Millennials – lazy, entitled, unfocused and ill-equipped for leadership positions at America’s top companies and institutions. Well, that’s according to some naysayers who warn of the impending wave of millennials into the workforce. Is this criticism correct in its portrayal of millennials or is it simply a hyperbolic yet predictable grievance of one cohort to another?
Well, Believe it or not, millennials will comprise more than one of three adult Americans by 2020 and 75 percent of the workforce by 2025 – according to a study conducted by the Brookings Institution.
If these projections, as well as the stereotypical assumptions associated with millennials, are correct then that leaves less than a decade for the current leadership to train the next generation of leaders.
Jamila Abston, a CPA and partner at Ernst & Young LLP, is not only pushing back on this fear of millennials in leadership positions she is also an example of what a millennial leader can accomplish.
Originally from Mobile, Alabama, Jamila considers herself a proud Southerner who excelled inside and outside of the classroom. Growing up she was studious, but was also pretty active in extracurricular activities at school and in her community.
Not only did Jamila graduate Valedictorian of her high school she was also a member of the student government association, advanced chorus, and the Shakespeare Club. On top of her academic success she also worked at The Gap in her local mall, played the piano, and was a Girl Scout from second grade through high school! So much for millennials being lazy.
I had the pleasure of interviewing Jamila to get her thoughts about millennials in the workforce and how to better prepare this generation to take the reigns in the coming decade. The following are some questions and answers showcasing Jamila’s thoughts and opinions of millennial leadership as well as her own experience in her career.
How was your college experience? Did you always want to go into accounting? Did you have internships?
My college experiences were fantastic – all three universities added to my professional and personal development. I earned my undergraduate degree in Accounting from Florida A & M University (FAMU), my masters in Accounting at the University of Virginia, and my MBA from Yale University. I had accounting and marketing internships during my time at FAMU. Originally, I wanted to be a corporate lawyer, and my dad convinced me to major in Accounting as a back-up plan in case I didn’t like law. Once I began my accounting career, I never ended up pursuing law school, and I think it all worked out as it should have!
How did you get your first job out of college?
My first professional job was with Ernst and Young (EY), and EY recruited me on campus while at FAMU.
What are some struggles you’ve had in your career and how have you overcome those obstacles?
Completing the CPA exam while travelling for work (and often travelling internationally) was a challenge! It took serious commitment, late nights, and most weekends for two years before I finished all four parts of the exam.
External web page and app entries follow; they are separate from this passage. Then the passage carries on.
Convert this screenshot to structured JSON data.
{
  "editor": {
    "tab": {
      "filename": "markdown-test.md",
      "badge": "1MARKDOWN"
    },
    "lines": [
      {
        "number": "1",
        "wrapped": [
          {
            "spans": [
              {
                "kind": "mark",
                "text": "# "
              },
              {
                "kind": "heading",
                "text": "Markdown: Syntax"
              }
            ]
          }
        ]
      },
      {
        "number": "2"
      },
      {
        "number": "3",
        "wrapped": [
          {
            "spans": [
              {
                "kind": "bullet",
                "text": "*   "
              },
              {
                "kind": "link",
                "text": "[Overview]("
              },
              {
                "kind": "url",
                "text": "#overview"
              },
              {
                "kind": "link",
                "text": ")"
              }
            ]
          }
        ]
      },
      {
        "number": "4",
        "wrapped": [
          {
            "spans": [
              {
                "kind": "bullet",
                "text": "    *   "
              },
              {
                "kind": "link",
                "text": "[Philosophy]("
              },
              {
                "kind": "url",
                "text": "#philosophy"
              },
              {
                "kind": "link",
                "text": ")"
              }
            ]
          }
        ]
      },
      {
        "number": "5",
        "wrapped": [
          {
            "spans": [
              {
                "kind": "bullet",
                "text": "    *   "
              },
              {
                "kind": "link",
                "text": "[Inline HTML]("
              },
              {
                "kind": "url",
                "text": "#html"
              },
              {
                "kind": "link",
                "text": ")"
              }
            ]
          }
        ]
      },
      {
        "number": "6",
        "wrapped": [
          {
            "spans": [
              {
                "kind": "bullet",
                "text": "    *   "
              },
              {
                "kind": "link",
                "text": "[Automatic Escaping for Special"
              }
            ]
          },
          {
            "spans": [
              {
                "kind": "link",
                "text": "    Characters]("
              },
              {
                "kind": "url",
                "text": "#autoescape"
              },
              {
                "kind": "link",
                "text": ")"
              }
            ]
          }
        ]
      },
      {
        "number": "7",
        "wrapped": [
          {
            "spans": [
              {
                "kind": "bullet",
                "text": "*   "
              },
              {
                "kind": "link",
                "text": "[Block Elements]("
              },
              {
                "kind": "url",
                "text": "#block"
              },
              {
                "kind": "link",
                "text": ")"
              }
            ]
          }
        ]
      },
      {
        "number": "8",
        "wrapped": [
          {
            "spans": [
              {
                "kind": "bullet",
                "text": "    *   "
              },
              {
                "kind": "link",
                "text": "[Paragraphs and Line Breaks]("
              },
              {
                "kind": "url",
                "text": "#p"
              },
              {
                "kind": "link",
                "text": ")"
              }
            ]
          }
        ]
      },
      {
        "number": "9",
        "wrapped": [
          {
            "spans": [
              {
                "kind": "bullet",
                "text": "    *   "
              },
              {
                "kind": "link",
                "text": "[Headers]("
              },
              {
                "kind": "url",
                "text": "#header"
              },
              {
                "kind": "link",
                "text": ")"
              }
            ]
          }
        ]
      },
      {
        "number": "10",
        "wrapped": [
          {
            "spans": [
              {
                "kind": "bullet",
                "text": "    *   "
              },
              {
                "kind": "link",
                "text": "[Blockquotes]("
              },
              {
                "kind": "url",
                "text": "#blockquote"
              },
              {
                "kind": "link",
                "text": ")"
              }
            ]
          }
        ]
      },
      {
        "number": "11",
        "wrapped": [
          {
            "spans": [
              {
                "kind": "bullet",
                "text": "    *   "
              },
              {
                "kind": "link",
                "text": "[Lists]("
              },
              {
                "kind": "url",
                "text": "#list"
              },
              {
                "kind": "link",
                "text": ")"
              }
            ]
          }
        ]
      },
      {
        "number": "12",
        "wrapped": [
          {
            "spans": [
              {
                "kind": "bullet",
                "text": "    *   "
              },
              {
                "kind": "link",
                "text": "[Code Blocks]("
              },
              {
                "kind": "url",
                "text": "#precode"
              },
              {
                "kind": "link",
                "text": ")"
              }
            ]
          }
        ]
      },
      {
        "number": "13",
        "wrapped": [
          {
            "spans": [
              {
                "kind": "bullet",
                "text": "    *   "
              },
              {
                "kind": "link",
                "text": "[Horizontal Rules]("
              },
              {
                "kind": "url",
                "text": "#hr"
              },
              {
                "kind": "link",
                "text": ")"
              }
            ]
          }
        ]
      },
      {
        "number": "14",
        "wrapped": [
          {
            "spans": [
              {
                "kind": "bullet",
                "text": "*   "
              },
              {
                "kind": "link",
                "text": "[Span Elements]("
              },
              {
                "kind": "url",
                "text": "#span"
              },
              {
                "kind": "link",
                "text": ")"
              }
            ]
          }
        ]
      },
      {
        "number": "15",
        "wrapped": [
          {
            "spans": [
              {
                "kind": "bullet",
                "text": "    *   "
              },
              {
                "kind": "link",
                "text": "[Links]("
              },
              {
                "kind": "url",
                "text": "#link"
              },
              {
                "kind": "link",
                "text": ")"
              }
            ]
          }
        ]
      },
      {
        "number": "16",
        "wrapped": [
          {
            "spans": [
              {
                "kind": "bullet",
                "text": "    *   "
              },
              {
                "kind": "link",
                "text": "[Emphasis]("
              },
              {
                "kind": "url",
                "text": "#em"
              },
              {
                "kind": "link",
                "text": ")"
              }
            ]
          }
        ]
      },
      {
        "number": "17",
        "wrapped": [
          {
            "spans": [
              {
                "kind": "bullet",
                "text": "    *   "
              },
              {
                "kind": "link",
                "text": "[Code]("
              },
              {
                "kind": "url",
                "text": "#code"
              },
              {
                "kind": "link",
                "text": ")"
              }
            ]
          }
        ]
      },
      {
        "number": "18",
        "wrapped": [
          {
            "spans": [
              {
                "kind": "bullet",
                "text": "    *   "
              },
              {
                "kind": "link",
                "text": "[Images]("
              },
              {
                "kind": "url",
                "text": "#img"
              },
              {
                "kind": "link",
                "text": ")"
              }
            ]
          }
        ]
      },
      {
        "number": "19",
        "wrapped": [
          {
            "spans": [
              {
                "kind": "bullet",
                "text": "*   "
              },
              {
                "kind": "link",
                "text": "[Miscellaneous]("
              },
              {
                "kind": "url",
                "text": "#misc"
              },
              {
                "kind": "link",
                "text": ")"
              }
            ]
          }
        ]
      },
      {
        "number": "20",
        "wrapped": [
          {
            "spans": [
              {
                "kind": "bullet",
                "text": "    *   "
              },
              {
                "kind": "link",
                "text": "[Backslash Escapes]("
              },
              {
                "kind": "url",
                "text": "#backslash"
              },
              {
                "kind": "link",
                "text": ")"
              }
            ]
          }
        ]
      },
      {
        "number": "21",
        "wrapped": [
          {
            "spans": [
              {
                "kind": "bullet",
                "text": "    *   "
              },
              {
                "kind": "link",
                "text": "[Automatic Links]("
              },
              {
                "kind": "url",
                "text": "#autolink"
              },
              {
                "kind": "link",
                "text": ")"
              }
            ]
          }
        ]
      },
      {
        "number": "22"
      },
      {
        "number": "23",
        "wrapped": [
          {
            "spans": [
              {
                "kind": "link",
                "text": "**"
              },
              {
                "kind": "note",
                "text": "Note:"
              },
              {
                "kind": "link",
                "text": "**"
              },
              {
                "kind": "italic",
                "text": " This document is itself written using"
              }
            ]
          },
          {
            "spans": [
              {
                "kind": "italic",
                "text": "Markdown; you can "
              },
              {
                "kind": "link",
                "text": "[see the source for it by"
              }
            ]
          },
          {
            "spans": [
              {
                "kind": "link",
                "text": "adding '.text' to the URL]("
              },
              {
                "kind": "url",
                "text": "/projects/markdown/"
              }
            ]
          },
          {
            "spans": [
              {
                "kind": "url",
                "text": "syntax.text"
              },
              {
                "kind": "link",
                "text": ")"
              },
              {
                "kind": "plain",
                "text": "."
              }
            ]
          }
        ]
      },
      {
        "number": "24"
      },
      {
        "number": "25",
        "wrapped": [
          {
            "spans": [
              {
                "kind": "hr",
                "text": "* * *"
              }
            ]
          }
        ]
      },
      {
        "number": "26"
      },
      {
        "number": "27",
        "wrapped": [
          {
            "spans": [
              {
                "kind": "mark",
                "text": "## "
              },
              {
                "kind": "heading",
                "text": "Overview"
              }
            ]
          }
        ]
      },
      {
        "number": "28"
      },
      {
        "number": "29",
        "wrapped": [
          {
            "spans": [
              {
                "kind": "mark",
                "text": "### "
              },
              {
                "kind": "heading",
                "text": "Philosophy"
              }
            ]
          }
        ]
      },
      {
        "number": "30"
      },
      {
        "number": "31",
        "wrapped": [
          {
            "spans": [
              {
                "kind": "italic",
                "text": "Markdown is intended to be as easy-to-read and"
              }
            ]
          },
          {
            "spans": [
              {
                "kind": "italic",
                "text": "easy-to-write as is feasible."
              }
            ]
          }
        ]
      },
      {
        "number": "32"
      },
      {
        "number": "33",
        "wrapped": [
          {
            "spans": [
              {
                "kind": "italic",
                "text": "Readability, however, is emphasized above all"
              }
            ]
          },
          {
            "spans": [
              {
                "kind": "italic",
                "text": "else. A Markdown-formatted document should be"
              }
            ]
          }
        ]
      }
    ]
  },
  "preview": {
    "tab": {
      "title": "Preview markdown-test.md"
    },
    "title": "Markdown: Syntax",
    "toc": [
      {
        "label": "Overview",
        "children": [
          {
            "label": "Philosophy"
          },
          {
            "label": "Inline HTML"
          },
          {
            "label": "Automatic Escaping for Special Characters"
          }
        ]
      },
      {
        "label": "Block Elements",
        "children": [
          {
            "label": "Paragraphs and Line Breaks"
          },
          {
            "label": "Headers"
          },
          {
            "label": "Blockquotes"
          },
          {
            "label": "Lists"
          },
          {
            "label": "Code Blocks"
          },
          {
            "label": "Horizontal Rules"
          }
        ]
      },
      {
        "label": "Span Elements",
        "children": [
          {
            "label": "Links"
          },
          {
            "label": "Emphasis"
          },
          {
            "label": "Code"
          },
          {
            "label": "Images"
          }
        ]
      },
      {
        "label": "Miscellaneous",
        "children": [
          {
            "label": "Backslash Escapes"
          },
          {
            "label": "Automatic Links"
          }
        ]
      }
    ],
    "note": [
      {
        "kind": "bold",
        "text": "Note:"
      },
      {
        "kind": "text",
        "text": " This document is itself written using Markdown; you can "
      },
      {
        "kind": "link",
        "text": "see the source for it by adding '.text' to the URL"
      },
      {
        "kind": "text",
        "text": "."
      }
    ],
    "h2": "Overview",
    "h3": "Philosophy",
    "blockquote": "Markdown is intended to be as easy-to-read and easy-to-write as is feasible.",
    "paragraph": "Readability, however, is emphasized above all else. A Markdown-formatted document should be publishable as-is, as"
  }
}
How were you able to get into leadership positions during your career?
By asking for the opportunities, taking on challenging assignments, and aiming to perform consistently with excellence.
What qualities made you successful?
Inquisitiveness, discipline, persistence, ambition, and flexibility.
What advice would you give to those entering the workforce who are looking to get into those leadership positions?
Be open to taking on hard projects and venturing into unknown territory in order to “earn the stripes” for a new role. Oftentimes, challenging experiences are the ones that teach us the most and give us a new set of skills to be best prepared for promotion.
Why is it so important to have younger leaders at any organization?
Young leaders typically bring out-of-the-box ideas, informal technology expertise, and energy! With young leaders at the table, the idea of “that’s the way we have always done things” gets challenged regularly and that is a good thing!
What are some misconceptions about millennials in the workforce?
People believe that millennials are non-committal and uninterested in putting in the work it takes for a successful career. In reality, most millennials are hungry for challenges and get excited about mentorships and the possibility of growing in an exciting environment.
How can millennials stand out in the workforce?
By seeking to understand the workplace culture, welcoming constructive feedback, and bringing a positive outlook to assignments – big or small.
What do you think millennials are looking for out of their careers?
Challenging work, flexibility, leadership roles on projects, and the opportunities to share their ideas.
What advice would you give your younger self?
Go for your dreams and enjoy the ride! Commit to becoming a life-long learner and find great mentors. Be confident, don’t be afraid to fail and trust yourself.
What questions do you have for your older self?
How will my career transform over the next 20 years? Will I always be this excited about my work? How will my priorities change over time? And how can I add more hours to each day?